**ASSIGNMENT:**
Copy out all lines in the material below that contain the string "this".

**PROVIDED RECORDS:**
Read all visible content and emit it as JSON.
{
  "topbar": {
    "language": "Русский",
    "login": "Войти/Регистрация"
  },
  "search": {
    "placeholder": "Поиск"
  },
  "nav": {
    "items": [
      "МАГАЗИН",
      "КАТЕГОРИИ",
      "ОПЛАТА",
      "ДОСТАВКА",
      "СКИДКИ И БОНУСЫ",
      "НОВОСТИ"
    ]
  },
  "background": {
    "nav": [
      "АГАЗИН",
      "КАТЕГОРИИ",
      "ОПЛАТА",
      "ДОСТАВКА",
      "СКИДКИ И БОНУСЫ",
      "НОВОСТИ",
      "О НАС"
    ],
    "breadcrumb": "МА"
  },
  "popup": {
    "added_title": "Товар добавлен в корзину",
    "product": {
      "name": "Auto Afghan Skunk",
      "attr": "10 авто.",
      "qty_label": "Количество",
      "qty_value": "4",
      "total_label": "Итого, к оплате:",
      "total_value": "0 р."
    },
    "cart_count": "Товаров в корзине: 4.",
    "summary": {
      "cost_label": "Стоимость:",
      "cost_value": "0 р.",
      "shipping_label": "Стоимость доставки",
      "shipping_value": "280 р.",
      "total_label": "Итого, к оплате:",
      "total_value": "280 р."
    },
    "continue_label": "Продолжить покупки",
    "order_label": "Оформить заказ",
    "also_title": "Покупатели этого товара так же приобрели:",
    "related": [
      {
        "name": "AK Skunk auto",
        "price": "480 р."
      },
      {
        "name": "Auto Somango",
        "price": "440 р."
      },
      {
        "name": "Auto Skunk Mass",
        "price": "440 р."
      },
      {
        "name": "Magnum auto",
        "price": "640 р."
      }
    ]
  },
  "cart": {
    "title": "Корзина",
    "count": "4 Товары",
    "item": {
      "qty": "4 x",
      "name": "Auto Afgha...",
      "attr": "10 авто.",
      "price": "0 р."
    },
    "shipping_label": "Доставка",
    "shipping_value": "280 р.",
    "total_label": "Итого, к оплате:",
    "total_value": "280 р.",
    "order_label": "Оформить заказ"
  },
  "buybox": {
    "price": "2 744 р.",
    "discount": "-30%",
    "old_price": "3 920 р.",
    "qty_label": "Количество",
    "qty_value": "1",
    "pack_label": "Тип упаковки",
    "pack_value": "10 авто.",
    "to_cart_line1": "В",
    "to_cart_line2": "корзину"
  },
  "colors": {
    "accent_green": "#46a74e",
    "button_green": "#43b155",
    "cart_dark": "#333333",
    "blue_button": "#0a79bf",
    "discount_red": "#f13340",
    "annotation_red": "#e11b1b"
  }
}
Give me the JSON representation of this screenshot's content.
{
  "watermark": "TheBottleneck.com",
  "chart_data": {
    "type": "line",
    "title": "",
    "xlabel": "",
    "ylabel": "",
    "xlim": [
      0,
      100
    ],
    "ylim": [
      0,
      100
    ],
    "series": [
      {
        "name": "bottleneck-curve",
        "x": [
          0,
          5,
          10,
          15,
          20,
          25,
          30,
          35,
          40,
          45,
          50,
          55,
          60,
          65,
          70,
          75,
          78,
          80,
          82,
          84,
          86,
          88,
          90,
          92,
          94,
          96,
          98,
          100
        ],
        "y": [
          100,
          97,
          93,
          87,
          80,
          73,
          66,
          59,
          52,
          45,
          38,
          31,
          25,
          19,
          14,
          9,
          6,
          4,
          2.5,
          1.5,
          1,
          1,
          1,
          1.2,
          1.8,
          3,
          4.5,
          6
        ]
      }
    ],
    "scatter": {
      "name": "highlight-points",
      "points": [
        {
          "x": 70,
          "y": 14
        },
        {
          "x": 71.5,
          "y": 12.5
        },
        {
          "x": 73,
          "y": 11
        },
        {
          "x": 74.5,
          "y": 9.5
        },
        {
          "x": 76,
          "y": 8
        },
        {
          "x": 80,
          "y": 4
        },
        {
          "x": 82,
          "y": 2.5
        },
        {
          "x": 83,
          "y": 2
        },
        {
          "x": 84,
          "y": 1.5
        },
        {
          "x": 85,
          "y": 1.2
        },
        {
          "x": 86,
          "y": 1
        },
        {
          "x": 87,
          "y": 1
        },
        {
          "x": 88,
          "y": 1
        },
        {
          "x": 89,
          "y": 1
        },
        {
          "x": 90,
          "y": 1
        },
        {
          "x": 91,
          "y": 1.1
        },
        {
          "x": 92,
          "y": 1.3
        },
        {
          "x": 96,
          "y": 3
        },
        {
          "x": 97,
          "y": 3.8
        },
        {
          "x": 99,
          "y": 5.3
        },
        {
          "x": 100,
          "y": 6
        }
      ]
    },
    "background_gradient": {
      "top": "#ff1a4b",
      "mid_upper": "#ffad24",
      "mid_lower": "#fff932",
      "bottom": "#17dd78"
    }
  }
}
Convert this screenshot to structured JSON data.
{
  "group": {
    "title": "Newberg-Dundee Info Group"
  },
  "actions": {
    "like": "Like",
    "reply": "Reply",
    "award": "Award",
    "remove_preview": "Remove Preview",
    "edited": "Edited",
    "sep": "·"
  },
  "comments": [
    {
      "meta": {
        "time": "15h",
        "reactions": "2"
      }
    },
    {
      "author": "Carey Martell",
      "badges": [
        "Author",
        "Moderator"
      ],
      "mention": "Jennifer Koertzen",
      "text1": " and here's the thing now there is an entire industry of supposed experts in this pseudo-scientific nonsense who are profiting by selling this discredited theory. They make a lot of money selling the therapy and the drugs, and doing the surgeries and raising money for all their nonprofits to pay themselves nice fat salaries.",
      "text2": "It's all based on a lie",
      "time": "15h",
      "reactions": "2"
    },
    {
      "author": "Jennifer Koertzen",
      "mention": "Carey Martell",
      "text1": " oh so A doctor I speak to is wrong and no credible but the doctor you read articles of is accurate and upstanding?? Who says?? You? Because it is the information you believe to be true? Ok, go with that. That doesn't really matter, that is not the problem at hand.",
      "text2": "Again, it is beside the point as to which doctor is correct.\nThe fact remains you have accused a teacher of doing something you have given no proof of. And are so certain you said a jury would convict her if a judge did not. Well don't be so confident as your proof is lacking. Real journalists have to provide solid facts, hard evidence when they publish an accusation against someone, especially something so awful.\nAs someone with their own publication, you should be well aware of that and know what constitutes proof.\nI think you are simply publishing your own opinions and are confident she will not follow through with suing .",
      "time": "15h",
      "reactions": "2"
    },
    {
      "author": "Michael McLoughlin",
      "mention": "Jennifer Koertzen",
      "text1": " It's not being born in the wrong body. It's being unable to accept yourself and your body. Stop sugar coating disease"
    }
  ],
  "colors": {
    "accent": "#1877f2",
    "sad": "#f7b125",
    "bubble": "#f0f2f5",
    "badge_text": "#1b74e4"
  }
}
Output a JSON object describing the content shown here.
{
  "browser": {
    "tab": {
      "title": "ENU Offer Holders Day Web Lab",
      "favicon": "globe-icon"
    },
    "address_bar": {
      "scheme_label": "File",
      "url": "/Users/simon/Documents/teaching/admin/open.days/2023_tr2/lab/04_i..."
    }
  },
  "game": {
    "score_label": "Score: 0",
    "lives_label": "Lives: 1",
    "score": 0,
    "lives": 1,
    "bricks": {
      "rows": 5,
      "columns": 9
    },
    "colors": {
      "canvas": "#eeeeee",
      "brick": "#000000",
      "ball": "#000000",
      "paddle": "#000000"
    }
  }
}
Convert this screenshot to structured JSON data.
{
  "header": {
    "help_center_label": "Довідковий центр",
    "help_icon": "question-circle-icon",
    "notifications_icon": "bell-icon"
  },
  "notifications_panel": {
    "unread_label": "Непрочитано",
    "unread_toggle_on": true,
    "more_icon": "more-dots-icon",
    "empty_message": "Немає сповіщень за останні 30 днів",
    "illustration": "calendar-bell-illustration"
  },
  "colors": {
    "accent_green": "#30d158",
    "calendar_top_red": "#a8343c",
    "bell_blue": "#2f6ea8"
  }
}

**WRITTEN SOLUTION:**
Give me the JSON representation of this screenshot's content.
Convert this screenshot to structured JSON data.
      "text1": " and here's the thing now there is an entire industry of supposed experts in this pseudo-scientific nonsense who are profiting by selling this discredited theory. They make a lot of money selling the therapy and the drugs, and doing the surgeries and raising money for all their nonprofits to pay themselves nice fat salaries.",
Convert this screenshot to structured JSON data.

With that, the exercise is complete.